• Brief: Reproduce every record below exactly as written, leaving out any pictures.

• Data excerpts:
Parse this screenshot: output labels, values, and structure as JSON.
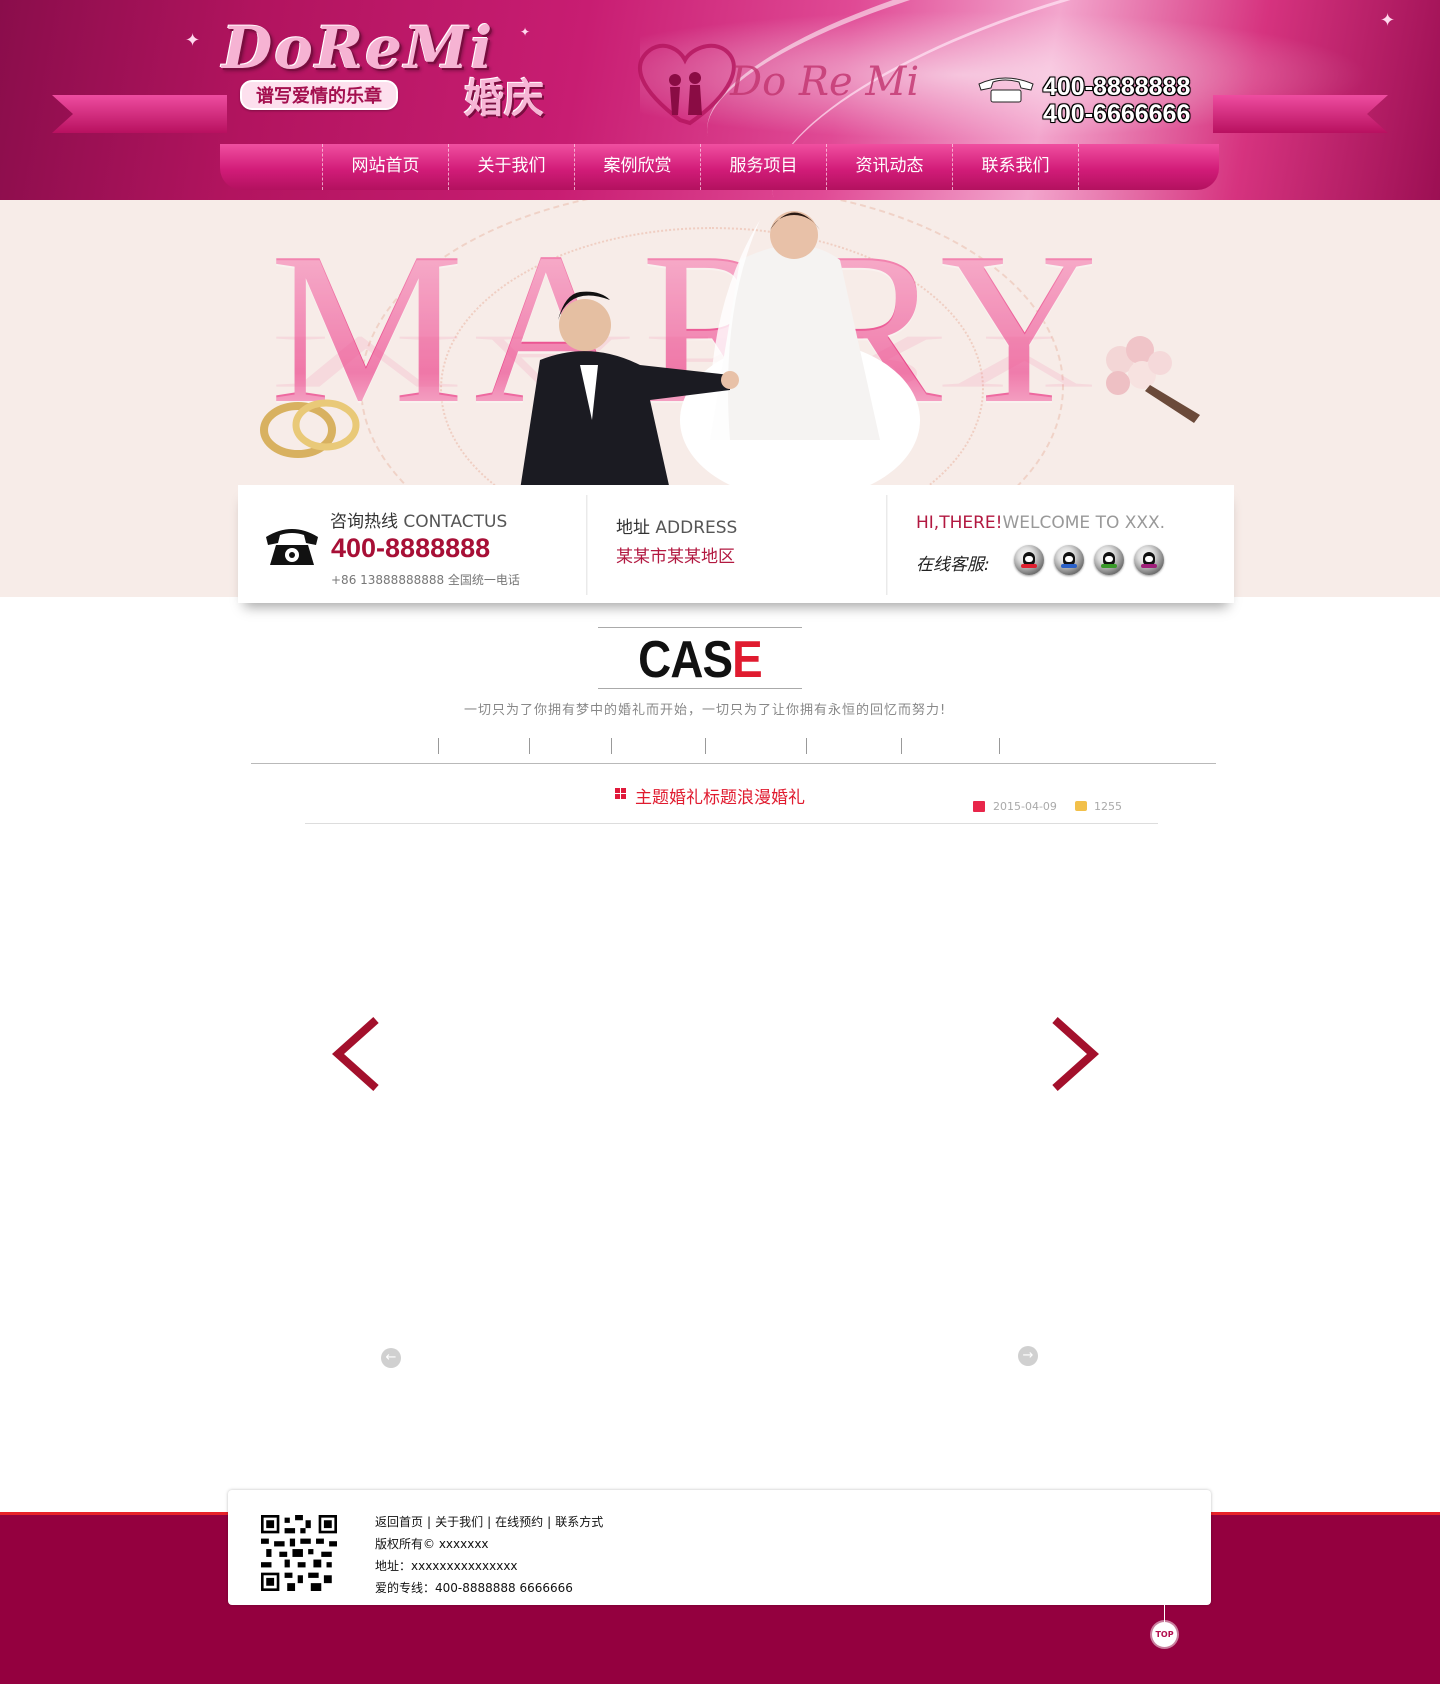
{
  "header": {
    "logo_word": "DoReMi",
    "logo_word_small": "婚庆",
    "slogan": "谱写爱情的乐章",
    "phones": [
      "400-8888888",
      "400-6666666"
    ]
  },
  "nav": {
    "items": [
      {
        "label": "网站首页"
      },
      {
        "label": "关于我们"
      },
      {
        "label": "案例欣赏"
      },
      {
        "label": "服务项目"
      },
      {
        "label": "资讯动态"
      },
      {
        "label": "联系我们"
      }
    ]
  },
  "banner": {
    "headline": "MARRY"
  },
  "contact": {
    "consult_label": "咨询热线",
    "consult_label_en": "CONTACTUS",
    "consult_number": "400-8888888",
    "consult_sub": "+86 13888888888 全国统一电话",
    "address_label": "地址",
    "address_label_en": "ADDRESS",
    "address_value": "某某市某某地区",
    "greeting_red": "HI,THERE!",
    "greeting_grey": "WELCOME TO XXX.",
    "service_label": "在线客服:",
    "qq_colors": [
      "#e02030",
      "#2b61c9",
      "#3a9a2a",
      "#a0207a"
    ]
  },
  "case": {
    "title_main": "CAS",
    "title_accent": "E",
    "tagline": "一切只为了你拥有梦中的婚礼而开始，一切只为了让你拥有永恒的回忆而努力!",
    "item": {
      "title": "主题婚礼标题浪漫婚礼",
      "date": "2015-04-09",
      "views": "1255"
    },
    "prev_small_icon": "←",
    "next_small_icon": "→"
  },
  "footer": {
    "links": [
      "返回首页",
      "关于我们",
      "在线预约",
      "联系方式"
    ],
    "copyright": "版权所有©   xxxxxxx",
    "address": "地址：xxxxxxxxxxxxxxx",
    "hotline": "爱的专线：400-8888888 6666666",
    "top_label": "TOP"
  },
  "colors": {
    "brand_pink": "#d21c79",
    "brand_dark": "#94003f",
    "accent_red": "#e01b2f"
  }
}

• Answer:
Parse this screenshot: output labels, values, and structure as JSON.
{
  "header": {
    "logo_word": "DoReMi",
    "logo_word_small": "婚庆",
    "slogan": "谱写爱情的乐章",
    "phones": [
      "400-8888888",
      "400-6666666"
    ]
  },
  "nav": {
    "items": [
      {
        "label": "网站首页"
      },
      {
        "label": "关于我们"
      },
      {
        "label": "案例欣赏"
      },
      {
        "label": "服务项目"
      },
      {
        "label": "资讯动态"
      },
      {
        "label": "联系我们"
      }
    ]
  },
  "banner": {
    "headline": "MARRY"
  },
  "contact": {
    "consult_label": "咨询热线",
    "consult_label_en": "CONTACTUS",
    "consult_number": "400-8888888",
    "consult_sub": "+86 13888888888 全国统一电话",
    "address_label": "地址",
    "address_label_en": "ADDRESS",
    "address_value": "某某市某某地区",
    "greeting_red": "HI,THERE!",
    "greeting_grey": "WELCOME TO XXX.",
    "service_label": "在线客服:",
    "qq_colors": [
      "#e02030",
      "#2b61c9",
      "#3a9a2a",
      "#a0207a"
    ]
  },
  "case": {
    "title_main": "CAS",
    "title_accent": "E",
    "tagline": "一切只为了你拥有梦中的婚礼而开始，一切只为了让你拥有永恒的回忆而努力!",
    "item": {
      "title": "主题婚礼标题浪漫婚礼",
      "date": "2015-04-09",
      "views": "1255"
    },
    "prev_small_icon": "←",
    "next_small_icon": "→"
  },
  "footer": {
    "links": [
      "返回首页",
      "关于我们",
      "在线预约",
      "联系方式"
    ],
    "copyright": "版权所有©   xxxxxxx",
    "address": "地址：xxxxxxxxxxxxxxx",
    "hotline": "爱的专线：400-8888888 6666666",
    "top_label": "TOP"
  },
  "colors": {
    "brand_pink": "#d21c79",
    "brand_dark": "#94003f",
    "accent_red": "#e01b2f"
  }
}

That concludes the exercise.